- Task inputs:
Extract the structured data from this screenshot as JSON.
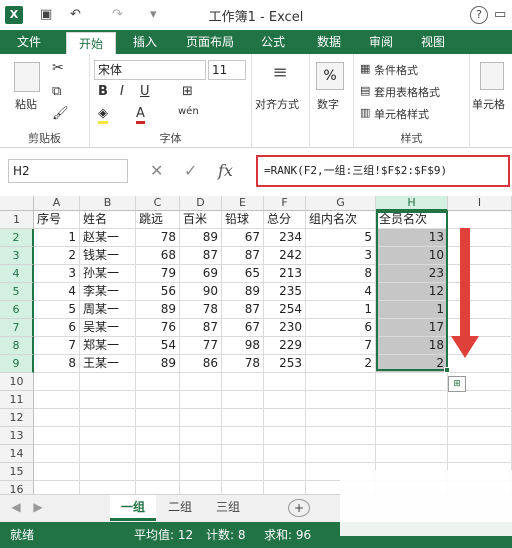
{
  "window": {
    "title": "工作簿1 - Excel",
    "help_label": "?"
  },
  "quick_access": {
    "save_icon": "save-icon",
    "undo_icon": "undo-icon",
    "redo_icon": "redo-icon"
  },
  "ribbon_tabs": [
    "文件",
    "开始",
    "插入",
    "页面布局",
    "公式",
    "数据",
    "审阅",
    "视图"
  ],
  "active_tab": "开始",
  "ribbon": {
    "clipboard": {
      "paste_label": "粘贴",
      "group_label": "剪贴板"
    },
    "font": {
      "font_name": "宋体",
      "font_size": "11",
      "bold": "B",
      "italic": "I",
      "underline": "U",
      "phonetic": "wén",
      "group_label": "字体"
    },
    "alignment": {
      "label": "对齐方式"
    },
    "number": {
      "label": "数字",
      "symbol": "%"
    },
    "styles": {
      "conditional": "条件格式",
      "table": "套用表格格式",
      "cell": "单元格样式",
      "group_label": "样式"
    },
    "cells": {
      "label": "单元格"
    }
  },
  "formula_bar": {
    "name_box": "H2",
    "cancel_glyph": "✕",
    "enter_glyph": "✓",
    "fx_label": "fx",
    "formula": "=RANK(F2,一组:三组!$F$2:$F$9)"
  },
  "columns": [
    "A",
    "B",
    "C",
    "D",
    "E",
    "F",
    "G",
    "H",
    "I"
  ],
  "rows": [
    "1",
    "2",
    "3",
    "4",
    "5",
    "6",
    "7",
    "8",
    "9",
    "10",
    "11",
    "12",
    "13",
    "14",
    "15",
    "16"
  ],
  "headers": [
    "序号",
    "姓名",
    "跳远",
    "百米",
    "铅球",
    "总分",
    "组内名次",
    "全员名次"
  ],
  "data": [
    [
      "1",
      "赵某一",
      "78",
      "89",
      "67",
      "234",
      "5",
      "13"
    ],
    [
      "2",
      "钱某一",
      "68",
      "87",
      "87",
      "242",
      "3",
      "10"
    ],
    [
      "3",
      "孙某一",
      "79",
      "69",
      "65",
      "213",
      "8",
      "23"
    ],
    [
      "4",
      "李某一",
      "56",
      "90",
      "89",
      "235",
      "4",
      "12"
    ],
    [
      "5",
      "周某一",
      "89",
      "78",
      "87",
      "254",
      "1",
      "1"
    ],
    [
      "6",
      "吴某一",
      "76",
      "87",
      "67",
      "230",
      "6",
      "17"
    ],
    [
      "7",
      "郑某一",
      "54",
      "77",
      "98",
      "229",
      "7",
      "18"
    ],
    [
      "8",
      "王某一",
      "89",
      "86",
      "78",
      "253",
      "2",
      "2"
    ]
  ],
  "sheets": [
    "一组",
    "二组",
    "三组"
  ],
  "active_sheet": "一组",
  "add_sheet": "+",
  "status": {
    "ready": "就绪",
    "average": "平均值: 12",
    "count": "计数: 8",
    "sum": "求和: 96"
  },
  "colors": {
    "brand": "#217346",
    "annotation": "#e0403a"
  }
}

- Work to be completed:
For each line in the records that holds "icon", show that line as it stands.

- Exercise response:
    "save_icon": "save-icon",
    "undo_icon": "undo-icon",
    "redo_icon": "redo-icon"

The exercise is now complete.